## About this task
Without including any pictures, copy each entry below exactly.

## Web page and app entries
========
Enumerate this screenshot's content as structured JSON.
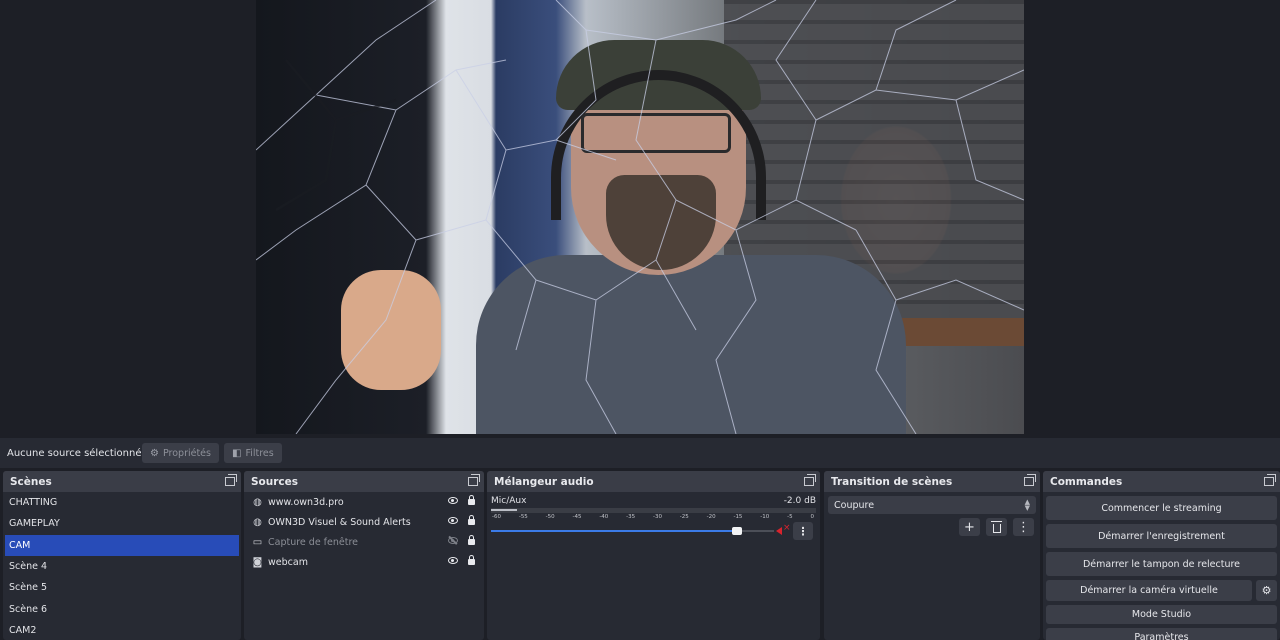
{
  "source_toolbar": {
    "status": "Aucune source sélectionné",
    "properties_label": "Propriétés",
    "filters_label": "Filtres"
  },
  "scenes": {
    "title": "Scènes",
    "items": [
      {
        "label": "CHATTING",
        "active": false
      },
      {
        "label": "GAMEPLAY",
        "active": false
      },
      {
        "label": "CAM",
        "active": true
      },
      {
        "label": "Scène 4",
        "active": false
      },
      {
        "label": "Scène 5",
        "active": false
      },
      {
        "label": "Scène 6",
        "active": false
      },
      {
        "label": "CAM2",
        "active": false
      }
    ]
  },
  "sources": {
    "title": "Sources",
    "items": [
      {
        "label": "www.own3d.pro",
        "icon": "globe-icon",
        "visible": true,
        "locked": true
      },
      {
        "label": "OWN3D Visuel & Sound Alerts",
        "icon": "globe-icon",
        "visible": true,
        "locked": true
      },
      {
        "label": "Capture de fenêtre",
        "icon": "window-icon",
        "visible": false,
        "locked": true
      },
      {
        "label": "webcam",
        "icon": "camera-icon",
        "visible": true,
        "locked": true
      }
    ]
  },
  "mixer": {
    "title": "Mélangeur audio",
    "channel": {
      "name": "Mic/Aux",
      "volume": "-2.0 dB",
      "volume_fraction": 0.87,
      "muted": true,
      "ticks": [
        "-60",
        "-55",
        "-50",
        "-45",
        "-40",
        "-35",
        "-30",
        "-25",
        "-20",
        "-15",
        "-10",
        "-5",
        "0"
      ]
    }
  },
  "transitions": {
    "title": "Transition de scènes",
    "selected": "Coupure"
  },
  "controls": {
    "title": "Commandes",
    "start_streaming": "Commencer le streaming",
    "start_recording": "Démarrer l'enregistrement",
    "start_replay": "Démarrer le tampon de relecture",
    "start_virtual_cam": "Démarrer la caméra virtuelle",
    "studio_mode": "Mode Studio",
    "settings": "Paramètres"
  },
  "colors": {
    "accent": "#284cb8",
    "fader": "#3b7be8",
    "mute": "#d9232d"
  }
}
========
## Answer to the problem
Enumerate this screenshot's content as structured JSON.
{
  "source_toolbar": {
    "status": "Aucune source sélectionné",
    "properties_label": "Propriétés",
    "filters_label": "Filtres"
  },
  "scenes": {
    "title": "Scènes",
    "items": [
      {
        "label": "CHATTING",
        "active": false
      },
      {
        "label": "GAMEPLAY",
        "active": false
      },
      {
        "label": "CAM",
        "active": true
      },
      {
        "label": "Scène 4",
        "active": false
      },
      {
        "label": "Scène 5",
        "active": false
      },
      {
        "label": "Scène 6",
        "active": false
      },
      {
        "label": "CAM2",
        "active": false
      }
    ]
  },
  "sources": {
    "title": "Sources",
    "items": [
      {
        "label": "www.own3d.pro",
        "icon": "globe-icon",
        "visible": true,
        "locked": true
      },
      {
        "label": "OWN3D Visuel & Sound Alerts",
        "icon": "globe-icon",
        "visible": true,
        "locked": true
      },
      {
        "label": "Capture de fenêtre",
        "icon": "window-icon",
        "visible": false,
        "locked": true
      },
      {
        "label": "webcam",
        "icon": "camera-icon",
        "visible": true,
        "locked": true
      }
    ]
  },
  "mixer": {
    "title": "Mélangeur audio",
    "channel": {
      "name": "Mic/Aux",
      "volume": "-2.0 dB",
      "volume_fraction": 0.87,
      "muted": true,
      "ticks": [
        "-60",
        "-55",
        "-50",
        "-45",
        "-40",
        "-35",
        "-30",
        "-25",
        "-20",
        "-15",
        "-10",
        "-5",
        "0"
      ]
    }
  },
  "transitions": {
    "title": "Transition de scènes",
    "selected": "Coupure"
  },
  "controls": {
    "title": "Commandes",
    "start_streaming": "Commencer le streaming",
    "start_recording": "Démarrer l'enregistrement",
    "start_replay": "Démarrer le tampon de relecture",
    "start_virtual_cam": "Démarrer la caméra virtuelle",
    "studio_mode": "Mode Studio",
    "settings": "Paramètres"
  },
  "colors": {
    "accent": "#284cb8",
    "fader": "#3b7be8",
    "mute": "#d9232d"
  }
}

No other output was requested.